INSTRUCTIONS TO FOLLOW:
Recreate the entire listing that appears below, exactly.

DATA TO EXAMINE: Begin

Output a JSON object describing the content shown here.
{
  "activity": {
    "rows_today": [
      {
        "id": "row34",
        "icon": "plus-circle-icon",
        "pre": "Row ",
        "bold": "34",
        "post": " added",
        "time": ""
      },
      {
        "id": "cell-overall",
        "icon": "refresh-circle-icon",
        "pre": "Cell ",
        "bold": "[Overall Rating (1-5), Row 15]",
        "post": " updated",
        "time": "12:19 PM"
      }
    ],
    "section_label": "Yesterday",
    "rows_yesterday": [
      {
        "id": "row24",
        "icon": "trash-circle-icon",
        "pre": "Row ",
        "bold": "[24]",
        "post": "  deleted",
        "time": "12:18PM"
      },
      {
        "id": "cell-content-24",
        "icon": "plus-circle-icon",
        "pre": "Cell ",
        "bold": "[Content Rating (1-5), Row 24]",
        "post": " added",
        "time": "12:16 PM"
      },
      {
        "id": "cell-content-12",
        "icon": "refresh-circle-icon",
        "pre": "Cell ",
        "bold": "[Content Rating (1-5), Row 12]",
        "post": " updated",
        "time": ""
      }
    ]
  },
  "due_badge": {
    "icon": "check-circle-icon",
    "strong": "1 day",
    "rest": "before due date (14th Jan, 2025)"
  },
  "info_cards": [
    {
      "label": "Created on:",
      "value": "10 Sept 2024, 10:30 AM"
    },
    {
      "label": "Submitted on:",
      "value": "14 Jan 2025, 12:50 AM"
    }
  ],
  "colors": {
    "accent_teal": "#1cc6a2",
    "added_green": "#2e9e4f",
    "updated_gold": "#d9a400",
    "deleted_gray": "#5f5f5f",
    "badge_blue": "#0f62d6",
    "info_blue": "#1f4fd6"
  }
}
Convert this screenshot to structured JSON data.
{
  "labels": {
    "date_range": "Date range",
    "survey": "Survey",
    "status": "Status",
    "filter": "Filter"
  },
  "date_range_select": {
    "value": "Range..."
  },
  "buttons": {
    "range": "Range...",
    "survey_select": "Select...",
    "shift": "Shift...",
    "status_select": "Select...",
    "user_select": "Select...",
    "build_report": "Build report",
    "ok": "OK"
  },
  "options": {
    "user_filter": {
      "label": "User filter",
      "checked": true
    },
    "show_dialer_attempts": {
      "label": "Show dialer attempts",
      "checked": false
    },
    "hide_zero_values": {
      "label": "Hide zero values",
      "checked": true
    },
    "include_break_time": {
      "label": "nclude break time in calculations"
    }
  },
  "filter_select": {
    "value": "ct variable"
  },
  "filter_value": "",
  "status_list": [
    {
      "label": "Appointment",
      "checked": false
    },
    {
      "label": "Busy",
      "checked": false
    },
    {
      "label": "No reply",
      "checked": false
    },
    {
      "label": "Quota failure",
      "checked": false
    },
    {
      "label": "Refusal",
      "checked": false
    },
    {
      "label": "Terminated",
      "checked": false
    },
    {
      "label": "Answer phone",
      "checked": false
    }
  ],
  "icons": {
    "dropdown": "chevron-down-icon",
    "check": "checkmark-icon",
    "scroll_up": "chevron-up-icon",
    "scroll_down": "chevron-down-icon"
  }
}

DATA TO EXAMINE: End

ANSWER TO THIS TASK:
Output a JSON object describing the content shown here.
{
  "activity": {
    "rows_today": [
      {
        "id": "row34",
        "icon": "plus-circle-icon",
        "pre": "Row ",
        "bold": "34",
        "post": " added",
        "time": ""
      },
      {
        "id": "cell-overall",
        "icon": "refresh-circle-icon",
        "pre": "Cell ",
        "bold": "[Overall Rating (1-5), Row 15]",
        "post": " updated",
        "time": "12:19 PM"
      }
    ],
    "section_label": "Yesterday",
    "rows_yesterday": [
      {
        "id": "row24",
        "icon": "trash-circle-icon",
        "pre": "Row ",
        "bold": "[24]",
        "post": "  deleted",
        "time": "12:18PM"
      },
      {
        "id": "cell-content-24",
        "icon": "plus-circle-icon",
        "pre": "Cell ",
        "bold": "[Content Rating (1-5), Row 24]",
        "post": " added",
        "time": "12:16 PM"
      },
      {
        "id": "cell-content-12",
        "icon": "refresh-circle-icon",
        "pre": "Cell ",
        "bold": "[Content Rating (1-5), Row 12]",
        "post": " updated",
        "time": ""
      }
    ]
  },
  "due_badge": {
    "icon": "check-circle-icon",
    "strong": "1 day",
    "rest": "before due date (14th Jan, 2025)"
  },
  "info_cards": [
    {
      "label": "Created on:",
      "value": "10 Sept 2024, 10:30 AM"
    },
    {
      "label": "Submitted on:",
      "value": "14 Jan 2025, 12:50 AM"
    }
  ],
  "colors": {
    "accent_teal": "#1cc6a2",
    "added_green": "#2e9e4f",
    "updated_gold": "#d9a400",
    "deleted_gray": "#5f5f5f",
    "badge_blue": "#0f62d6",
    "info_blue": "#1f4fd6"
  }
}
Convert this screenshot to structured JSON data.
{
  "labels": {
    "date_range": "Date range",
    "survey": "Survey",
    "status": "Status",
    "filter": "Filter"
  },
  "date_range_select": {
    "value": "Range..."
  },
  "buttons": {
    "range": "Range...",
    "survey_select": "Select...",
    "shift": "Shift...",
    "status_select": "Select...",
    "user_select": "Select...",
    "build_report": "Build report",
    "ok": "OK"
  },
  "options": {
    "user_filter": {
      "label": "User filter",
      "checked": true
    },
    "show_dialer_attempts": {
      "label": "Show dialer attempts",
      "checked": false
    },
    "hide_zero_values": {
      "label": "Hide zero values",
      "checked": true
    },
    "include_break_time": {
      "label": "nclude break time in calculations"
    }
  },
  "filter_select": {
    "value": "ct variable"
  },
  "filter_value": "",
  "status_list": [
    {
      "label": "Appointment",
      "checked": false
    },
    {
      "label": "Busy",
      "checked": false
    },
    {
      "label": "No reply",
      "checked": false
    },
    {
      "label": "Quota failure",
      "checked": false
    },
    {
      "label": "Refusal",
      "checked": false
    },
    {
      "label": "Terminated",
      "checked": false
    },
    {
      "label": "Answer phone",
      "checked": false
    }
  ],
  "icons": {
    "dropdown": "chevron-down-icon",
    "check": "checkmark-icon",
    "scroll_up": "chevron-up-icon",
    "scroll_down": "chevron-down-icon"
  }
}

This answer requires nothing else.